  • Default iSCSI network to use – in a production environment you’d probably want to set up a dedicated VMkernel iSCSI interface for this.
  • Default TCP port – usually no need to change this
  • Default authentication – If you’d like you can set up the connection to use either None, CHAP or Mutual CHAP
  • Storage Policy for the home object – Using the predefined storage policies you can have the home object that stores metadata for the iSCSI target protected for host failures

If you want, you can create a new policy with specific settings for iSCSI Targets and Home object:

The default vSAN storage policy is used.

It protects you against one host failure, to do that it will have the object placed on two different hosts. This means it will use twice the space assigned to an object/VMDK file from the vSAN datastore.

Next up, creating a target and LUN:

You create both the Target IQN (with the desired settings and policies) and a LUN. Depending on the LUN Storage Policy you are using you will consume space from the vSAN datastore accordingly:

Now the set-up of the Target and the LUN is done. It’s that simple! After this point you can attach any physical server using iSCSI to the vSAN datastore and use the resources. In my lab though, I’m going to use a virtual machine from another host to emulate a physical machine.

You probably don’t want just any old server being able to attach to the LUN, so you can configure which initiators are allowed to connect. Either use individual IQNs or create a group of IQNs.

Let’s take a look what has happened on the vSAN Datastore:

We can now clearly see that there’s a new VMDK file that we can handle just as any other VMDK file, inflate it, move it or delete it:

Next up: Creating a Windows Server 2016 VM (emulating a physical machine) that will connect and use the new vSAN LUN we created. 

Setting up the VM is pretty straight forward.

Select the desired OS:

Here’s where we need to make changes, first assign at least two CPUs to the VM and secondly tick the box for hardware virtualization (otherwise the role Hyper-V won’t be able to start or be installed).

The summary page shows us what settings we’ve selected for the VM

We run through the installation of the operating system. Configure everything we need, a static IP address, updating windows and so on:

OK, Windows Server 2016 is ready to be used, let’s configure the iSCSI connection:

Yes, we’d like to start the iSCSI service:

Again, in a production environment you’d probably want to have som fancy stuff set up such as MPIO and so on but for this test we’ll just do a quick connect to the iSCSI target:
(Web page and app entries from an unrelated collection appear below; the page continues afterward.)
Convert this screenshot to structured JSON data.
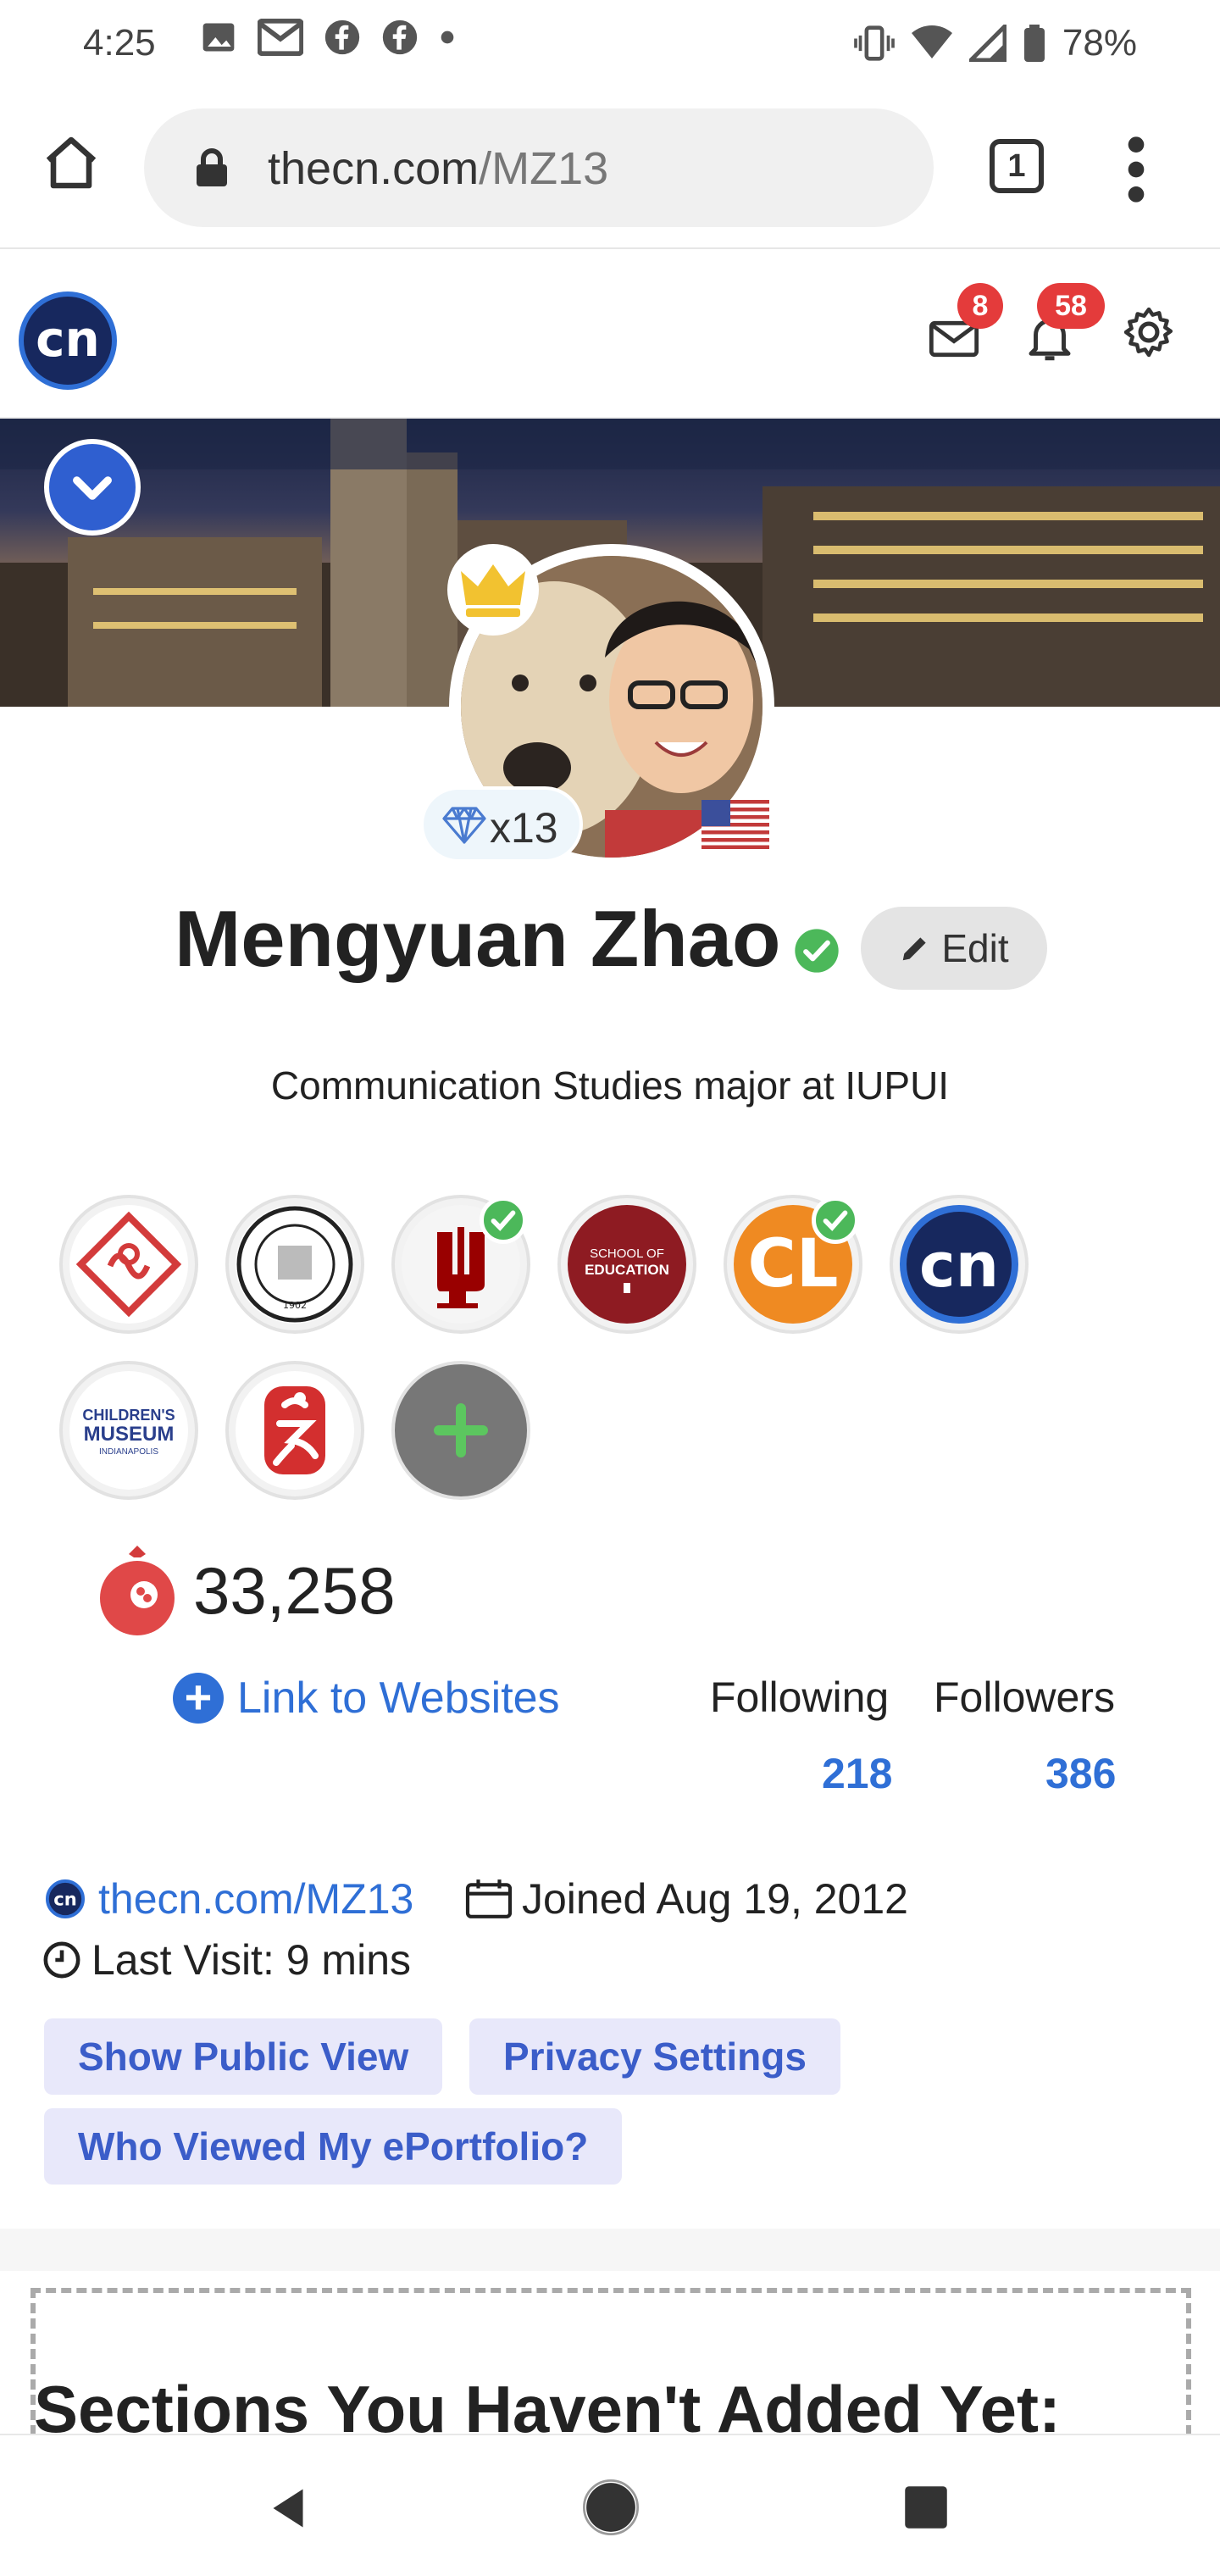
{
  "status_bar": {
    "time": "4:25",
    "battery": "78%",
    "icons": [
      "image-icon",
      "gmail-icon",
      "facebook-icon",
      "facebook-icon",
      "dot-icon",
      "vibrate-icon",
      "wifi-icon",
      "signal-icon",
      "battery-icon"
    ]
  },
  "browser": {
    "url_host": "thecn.com",
    "url_path": "/MZ13",
    "tab_count": "1"
  },
  "top_nav": {
    "logo": "cn",
    "mail_badge": "8",
    "notification_badge": "58"
  },
  "profile": {
    "name": "Mengyuan Zhao",
    "gem_count": "x13",
    "edit_label": "Edit",
    "tagline": "Communication Studies major at IUPUI",
    "points": "33,258",
    "link_websites": "Link to Websites",
    "following_label": "Following",
    "followers_label": "Followers",
    "following_count": "218",
    "followers_count": "386",
    "profile_url": "thecn.com/MZ13",
    "joined": "Joined Aug 19, 2012",
    "last_visit": "Last Visit: 9 mins"
  },
  "orgs": {
    "school_label": "SCHOOL OF",
    "education_label": "EDUCATION",
    "cl_label": "CL",
    "cn_label": "cn",
    "childrens_label": "CHILDREN'S",
    "museum_label": "MUSEUM",
    "indianapolis_label": "INDIANAPOLIS",
    "bnu_year": "1902"
  },
  "actions": {
    "public_view": "Show Public View",
    "privacy": "Privacy Settings",
    "who_viewed": "Who Viewed My ePortfolio?"
  },
  "sections": {
    "title": "Sections You Haven't Added Yet:"
  },
  "colors": {
    "accent": "#2f6fd6",
    "badge": "#e43b3b",
    "verified": "#4cb85a",
    "pill_bg": "#e8e8fa"
  }
}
Oh, but what IP address should I use? The host that is responsible for the I/O to the LUN can be found on the configuration page of the iSCSI Target:

We connect Windows to the I/O Owner host:
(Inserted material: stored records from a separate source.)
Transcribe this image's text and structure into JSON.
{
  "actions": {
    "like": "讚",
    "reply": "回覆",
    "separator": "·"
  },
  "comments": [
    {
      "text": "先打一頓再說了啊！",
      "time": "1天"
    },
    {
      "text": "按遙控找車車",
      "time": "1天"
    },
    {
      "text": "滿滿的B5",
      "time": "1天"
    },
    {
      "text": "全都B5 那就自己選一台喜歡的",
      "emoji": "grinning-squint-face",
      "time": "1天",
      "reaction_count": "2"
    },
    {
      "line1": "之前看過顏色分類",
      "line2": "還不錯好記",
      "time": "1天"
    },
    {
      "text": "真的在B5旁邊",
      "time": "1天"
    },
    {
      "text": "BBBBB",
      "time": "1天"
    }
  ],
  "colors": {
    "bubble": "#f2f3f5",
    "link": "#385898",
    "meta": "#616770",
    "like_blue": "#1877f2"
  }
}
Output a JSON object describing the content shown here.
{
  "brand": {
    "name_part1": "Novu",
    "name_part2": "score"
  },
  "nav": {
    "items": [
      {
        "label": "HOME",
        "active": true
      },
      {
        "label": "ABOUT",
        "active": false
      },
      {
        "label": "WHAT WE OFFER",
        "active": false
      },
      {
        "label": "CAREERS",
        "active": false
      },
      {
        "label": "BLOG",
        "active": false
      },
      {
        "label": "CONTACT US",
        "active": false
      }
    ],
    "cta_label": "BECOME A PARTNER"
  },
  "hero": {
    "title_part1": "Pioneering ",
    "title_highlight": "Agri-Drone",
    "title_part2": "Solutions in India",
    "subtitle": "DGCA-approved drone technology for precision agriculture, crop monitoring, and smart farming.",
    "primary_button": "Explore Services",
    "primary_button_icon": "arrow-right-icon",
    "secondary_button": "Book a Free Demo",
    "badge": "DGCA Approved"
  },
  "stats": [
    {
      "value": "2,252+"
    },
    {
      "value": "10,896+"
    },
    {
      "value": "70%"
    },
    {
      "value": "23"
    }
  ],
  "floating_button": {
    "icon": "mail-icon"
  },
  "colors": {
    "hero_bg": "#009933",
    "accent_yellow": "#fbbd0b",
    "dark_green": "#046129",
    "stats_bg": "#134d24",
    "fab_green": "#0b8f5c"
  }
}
We have a connection, all is well:

Open up the disk management tool and a new disk should be available (if not, try a rescan). Bring the disk online, initialize it and format it:

Give the volume a name:

Now the volume is ready to be used:

Hyper-v will now be installed on the Windows Server 2016 machine:

Add the required features and tools

Configure a virtual switch for Hyper-V

Now we can actually leverage the newly created vSAN volume and use that as the target for our Hyper-V virtual machines:

A simple test to confirm that it actually works, creating a virtual machine for Hyper-V running off of the vSAN volume:

Go through the wizard, give the VM a name and so on.

Choose what generation the VM should be created as:

Select a network connection if needed

Set the size of the virtual hard disk.

Select an iso-file to be used when installing the OS in the Hyper-V virtual machine

Done, just hit finish

The VM is created, start it and connect to it to get the console view

Install the operating system and update it, configure it the way you want it

Now we’re running a virtual machine in Hyper-V with it’s disk being handled by VMware vSAN! Pretty cool.

Now we can go back to see what impact, if any, installing the operating system had on consumed space on the vSAN volume:

As you can see, the VMDK file containing the Hyper-V volume has grown that’s just as we expected.

There you have it! It’s very, very easy to set up vSAN to use iSCSI – why not give it a try yourself?